**Aim of the task:**
When you have gone through the records below, state only how many lines include the word "JSON".

**Recorded information:**

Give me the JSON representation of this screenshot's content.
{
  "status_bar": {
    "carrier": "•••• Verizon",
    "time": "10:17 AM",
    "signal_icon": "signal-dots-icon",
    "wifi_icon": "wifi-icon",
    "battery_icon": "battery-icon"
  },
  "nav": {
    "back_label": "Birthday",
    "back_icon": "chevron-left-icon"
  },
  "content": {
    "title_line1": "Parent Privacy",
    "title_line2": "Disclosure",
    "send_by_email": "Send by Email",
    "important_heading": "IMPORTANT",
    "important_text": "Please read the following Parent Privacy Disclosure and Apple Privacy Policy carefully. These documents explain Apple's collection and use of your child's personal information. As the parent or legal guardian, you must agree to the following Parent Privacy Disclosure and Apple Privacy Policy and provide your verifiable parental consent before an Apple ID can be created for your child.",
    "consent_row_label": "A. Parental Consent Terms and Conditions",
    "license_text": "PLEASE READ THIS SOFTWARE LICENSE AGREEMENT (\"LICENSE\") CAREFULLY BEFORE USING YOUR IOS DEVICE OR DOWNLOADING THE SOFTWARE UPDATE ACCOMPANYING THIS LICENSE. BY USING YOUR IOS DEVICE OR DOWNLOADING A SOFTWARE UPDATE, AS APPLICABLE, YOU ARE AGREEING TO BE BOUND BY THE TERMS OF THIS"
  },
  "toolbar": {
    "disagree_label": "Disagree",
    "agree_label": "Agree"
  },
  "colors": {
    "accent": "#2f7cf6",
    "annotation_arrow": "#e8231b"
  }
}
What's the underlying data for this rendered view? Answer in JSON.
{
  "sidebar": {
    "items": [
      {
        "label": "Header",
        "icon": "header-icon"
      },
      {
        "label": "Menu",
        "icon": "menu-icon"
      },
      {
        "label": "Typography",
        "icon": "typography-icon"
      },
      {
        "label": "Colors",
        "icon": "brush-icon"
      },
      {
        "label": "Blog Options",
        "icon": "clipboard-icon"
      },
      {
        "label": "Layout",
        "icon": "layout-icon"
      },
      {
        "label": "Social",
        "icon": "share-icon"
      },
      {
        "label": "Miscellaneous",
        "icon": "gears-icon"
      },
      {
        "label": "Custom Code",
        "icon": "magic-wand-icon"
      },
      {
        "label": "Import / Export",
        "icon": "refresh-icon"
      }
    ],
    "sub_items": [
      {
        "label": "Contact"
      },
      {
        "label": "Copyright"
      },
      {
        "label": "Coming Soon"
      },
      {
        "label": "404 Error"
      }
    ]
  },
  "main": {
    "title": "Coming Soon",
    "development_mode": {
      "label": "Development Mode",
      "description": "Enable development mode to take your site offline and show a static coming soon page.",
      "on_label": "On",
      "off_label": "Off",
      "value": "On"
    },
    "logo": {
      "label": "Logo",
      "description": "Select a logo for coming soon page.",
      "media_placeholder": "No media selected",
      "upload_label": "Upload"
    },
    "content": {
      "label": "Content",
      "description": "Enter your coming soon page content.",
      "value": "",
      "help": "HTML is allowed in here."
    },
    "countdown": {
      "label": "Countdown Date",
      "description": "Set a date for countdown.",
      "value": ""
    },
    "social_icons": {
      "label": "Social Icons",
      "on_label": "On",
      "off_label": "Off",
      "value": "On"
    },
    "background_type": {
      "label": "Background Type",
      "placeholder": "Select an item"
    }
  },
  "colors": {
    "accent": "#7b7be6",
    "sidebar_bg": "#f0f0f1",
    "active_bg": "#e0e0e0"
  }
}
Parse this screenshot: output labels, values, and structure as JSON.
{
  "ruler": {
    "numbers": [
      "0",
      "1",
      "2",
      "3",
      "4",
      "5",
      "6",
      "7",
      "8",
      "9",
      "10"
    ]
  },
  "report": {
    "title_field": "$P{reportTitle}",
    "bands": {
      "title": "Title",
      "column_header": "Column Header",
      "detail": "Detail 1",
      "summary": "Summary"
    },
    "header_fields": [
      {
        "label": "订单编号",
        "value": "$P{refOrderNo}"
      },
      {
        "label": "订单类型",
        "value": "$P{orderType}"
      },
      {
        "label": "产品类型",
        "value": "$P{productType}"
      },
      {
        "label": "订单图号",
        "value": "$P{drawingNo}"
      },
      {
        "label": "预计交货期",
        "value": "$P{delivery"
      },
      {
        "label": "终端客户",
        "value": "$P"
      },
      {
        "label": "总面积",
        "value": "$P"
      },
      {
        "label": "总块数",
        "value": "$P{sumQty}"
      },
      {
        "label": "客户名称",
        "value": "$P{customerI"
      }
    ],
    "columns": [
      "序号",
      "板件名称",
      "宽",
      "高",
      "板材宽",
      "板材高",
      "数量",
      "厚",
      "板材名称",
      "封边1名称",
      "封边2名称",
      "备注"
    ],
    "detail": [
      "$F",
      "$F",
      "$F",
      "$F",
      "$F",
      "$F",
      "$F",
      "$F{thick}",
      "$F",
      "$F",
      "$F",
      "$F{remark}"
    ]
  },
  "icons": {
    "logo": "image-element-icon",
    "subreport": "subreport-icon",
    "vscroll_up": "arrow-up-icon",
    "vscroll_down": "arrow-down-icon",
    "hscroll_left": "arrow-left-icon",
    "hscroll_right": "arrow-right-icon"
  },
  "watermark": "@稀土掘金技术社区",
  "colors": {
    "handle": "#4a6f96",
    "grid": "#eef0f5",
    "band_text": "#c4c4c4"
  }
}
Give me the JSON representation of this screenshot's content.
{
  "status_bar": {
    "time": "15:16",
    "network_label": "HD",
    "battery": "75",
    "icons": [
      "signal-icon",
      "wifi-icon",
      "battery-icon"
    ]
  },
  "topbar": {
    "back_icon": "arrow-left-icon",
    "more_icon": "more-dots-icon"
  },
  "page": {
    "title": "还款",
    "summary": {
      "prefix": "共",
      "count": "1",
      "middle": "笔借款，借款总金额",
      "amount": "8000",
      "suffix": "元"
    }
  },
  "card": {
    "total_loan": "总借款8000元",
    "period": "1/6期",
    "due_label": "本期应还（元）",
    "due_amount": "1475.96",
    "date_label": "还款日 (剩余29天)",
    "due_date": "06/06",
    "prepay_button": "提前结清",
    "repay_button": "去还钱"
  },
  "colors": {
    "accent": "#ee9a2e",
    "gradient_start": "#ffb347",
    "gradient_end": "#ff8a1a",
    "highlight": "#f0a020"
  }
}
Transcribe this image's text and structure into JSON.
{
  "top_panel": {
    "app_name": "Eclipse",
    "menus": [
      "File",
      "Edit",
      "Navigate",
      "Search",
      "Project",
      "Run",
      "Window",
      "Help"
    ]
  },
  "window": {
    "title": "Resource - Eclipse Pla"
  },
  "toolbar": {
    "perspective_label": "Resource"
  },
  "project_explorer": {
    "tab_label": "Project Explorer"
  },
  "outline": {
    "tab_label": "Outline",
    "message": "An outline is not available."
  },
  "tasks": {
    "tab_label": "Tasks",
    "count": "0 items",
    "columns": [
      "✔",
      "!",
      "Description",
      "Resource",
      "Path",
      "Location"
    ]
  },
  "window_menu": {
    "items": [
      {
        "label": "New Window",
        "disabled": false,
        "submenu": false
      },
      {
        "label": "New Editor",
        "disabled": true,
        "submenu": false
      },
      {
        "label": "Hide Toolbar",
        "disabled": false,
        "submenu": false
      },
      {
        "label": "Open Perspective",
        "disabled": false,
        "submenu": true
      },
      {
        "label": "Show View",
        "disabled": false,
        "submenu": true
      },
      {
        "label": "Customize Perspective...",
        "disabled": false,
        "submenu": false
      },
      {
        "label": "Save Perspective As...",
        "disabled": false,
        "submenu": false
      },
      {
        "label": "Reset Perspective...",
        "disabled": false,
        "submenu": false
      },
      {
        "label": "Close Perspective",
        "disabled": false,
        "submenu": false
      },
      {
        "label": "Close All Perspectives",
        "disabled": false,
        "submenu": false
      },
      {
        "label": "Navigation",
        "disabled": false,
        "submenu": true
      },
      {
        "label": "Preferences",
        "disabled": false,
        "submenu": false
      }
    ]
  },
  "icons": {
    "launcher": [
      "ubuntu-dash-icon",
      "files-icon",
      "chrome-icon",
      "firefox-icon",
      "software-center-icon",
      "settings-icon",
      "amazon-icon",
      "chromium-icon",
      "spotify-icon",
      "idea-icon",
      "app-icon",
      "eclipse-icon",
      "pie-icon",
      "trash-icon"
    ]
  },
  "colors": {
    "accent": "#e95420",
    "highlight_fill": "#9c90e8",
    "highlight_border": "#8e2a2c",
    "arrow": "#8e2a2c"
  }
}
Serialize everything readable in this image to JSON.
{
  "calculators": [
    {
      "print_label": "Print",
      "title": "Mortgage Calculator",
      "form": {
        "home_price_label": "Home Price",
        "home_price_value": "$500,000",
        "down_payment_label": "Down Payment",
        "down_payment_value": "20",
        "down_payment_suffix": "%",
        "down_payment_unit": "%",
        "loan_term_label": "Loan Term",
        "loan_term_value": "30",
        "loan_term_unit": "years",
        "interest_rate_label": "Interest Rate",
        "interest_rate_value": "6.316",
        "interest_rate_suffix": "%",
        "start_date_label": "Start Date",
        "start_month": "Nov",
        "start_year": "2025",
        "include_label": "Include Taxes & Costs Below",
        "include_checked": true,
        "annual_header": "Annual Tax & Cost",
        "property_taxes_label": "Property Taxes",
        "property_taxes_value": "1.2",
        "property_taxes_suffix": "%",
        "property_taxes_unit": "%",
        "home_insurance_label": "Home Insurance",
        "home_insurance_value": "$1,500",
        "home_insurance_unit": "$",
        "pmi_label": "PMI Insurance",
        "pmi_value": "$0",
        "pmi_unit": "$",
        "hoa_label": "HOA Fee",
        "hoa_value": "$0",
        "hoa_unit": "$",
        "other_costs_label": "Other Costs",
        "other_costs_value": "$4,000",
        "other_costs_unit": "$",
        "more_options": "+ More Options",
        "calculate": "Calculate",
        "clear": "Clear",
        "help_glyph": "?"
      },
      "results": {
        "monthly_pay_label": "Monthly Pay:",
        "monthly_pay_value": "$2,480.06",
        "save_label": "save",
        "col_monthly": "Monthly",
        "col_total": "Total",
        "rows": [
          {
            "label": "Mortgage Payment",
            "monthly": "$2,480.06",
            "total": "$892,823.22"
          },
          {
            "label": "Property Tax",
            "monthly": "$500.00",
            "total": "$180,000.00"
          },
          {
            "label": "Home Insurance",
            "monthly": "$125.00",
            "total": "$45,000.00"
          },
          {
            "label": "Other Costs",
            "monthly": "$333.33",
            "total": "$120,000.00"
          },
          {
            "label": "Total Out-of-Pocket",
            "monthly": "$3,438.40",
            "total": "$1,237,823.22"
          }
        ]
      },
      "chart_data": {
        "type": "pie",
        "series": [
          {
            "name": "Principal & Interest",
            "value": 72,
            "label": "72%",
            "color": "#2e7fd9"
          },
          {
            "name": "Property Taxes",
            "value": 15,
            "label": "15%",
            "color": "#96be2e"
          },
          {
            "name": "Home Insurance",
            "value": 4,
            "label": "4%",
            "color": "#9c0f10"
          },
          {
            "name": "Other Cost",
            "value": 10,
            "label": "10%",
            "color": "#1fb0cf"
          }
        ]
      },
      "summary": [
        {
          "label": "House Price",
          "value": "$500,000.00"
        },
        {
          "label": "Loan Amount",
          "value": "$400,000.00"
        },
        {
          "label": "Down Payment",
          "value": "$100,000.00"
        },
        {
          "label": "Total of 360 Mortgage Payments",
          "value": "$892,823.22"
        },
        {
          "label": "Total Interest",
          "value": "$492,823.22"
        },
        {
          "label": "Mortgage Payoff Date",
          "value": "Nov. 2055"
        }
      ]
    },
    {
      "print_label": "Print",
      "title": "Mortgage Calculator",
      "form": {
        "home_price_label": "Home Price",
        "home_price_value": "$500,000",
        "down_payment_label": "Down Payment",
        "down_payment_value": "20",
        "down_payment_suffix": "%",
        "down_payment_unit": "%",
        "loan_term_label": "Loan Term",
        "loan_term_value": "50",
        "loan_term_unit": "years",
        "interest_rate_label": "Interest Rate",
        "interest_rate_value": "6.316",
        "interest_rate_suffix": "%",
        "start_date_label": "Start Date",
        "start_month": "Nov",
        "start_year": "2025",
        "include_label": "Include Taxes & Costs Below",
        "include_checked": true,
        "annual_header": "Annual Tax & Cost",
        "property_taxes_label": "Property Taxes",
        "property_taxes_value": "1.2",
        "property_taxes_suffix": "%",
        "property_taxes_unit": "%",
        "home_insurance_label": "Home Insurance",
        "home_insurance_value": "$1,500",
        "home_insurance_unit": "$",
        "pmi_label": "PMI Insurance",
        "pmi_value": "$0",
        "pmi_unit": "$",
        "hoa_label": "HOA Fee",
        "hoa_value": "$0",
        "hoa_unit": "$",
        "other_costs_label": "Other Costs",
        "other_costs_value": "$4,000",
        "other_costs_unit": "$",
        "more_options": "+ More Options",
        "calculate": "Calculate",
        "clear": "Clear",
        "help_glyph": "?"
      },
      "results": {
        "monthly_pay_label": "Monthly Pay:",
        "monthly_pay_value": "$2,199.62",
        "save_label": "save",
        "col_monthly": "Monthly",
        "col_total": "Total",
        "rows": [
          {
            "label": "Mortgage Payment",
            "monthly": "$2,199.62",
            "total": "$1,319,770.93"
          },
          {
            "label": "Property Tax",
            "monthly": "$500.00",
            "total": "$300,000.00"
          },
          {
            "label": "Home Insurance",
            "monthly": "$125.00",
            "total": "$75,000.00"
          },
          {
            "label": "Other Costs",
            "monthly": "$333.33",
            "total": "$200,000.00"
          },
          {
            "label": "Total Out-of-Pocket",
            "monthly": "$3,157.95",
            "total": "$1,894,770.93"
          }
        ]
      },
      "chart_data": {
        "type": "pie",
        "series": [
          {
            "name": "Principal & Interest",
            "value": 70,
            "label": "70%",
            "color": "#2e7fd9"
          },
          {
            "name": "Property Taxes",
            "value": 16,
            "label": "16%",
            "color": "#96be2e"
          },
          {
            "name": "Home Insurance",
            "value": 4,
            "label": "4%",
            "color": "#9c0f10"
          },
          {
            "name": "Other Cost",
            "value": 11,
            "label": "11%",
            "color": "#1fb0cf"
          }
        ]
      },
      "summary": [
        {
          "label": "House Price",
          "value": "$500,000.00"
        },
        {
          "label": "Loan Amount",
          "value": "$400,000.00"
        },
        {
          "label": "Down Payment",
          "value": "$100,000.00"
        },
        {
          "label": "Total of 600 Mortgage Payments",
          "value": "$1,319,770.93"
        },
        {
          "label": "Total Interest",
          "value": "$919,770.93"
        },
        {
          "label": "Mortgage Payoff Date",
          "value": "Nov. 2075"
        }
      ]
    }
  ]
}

**Expected answer:**
6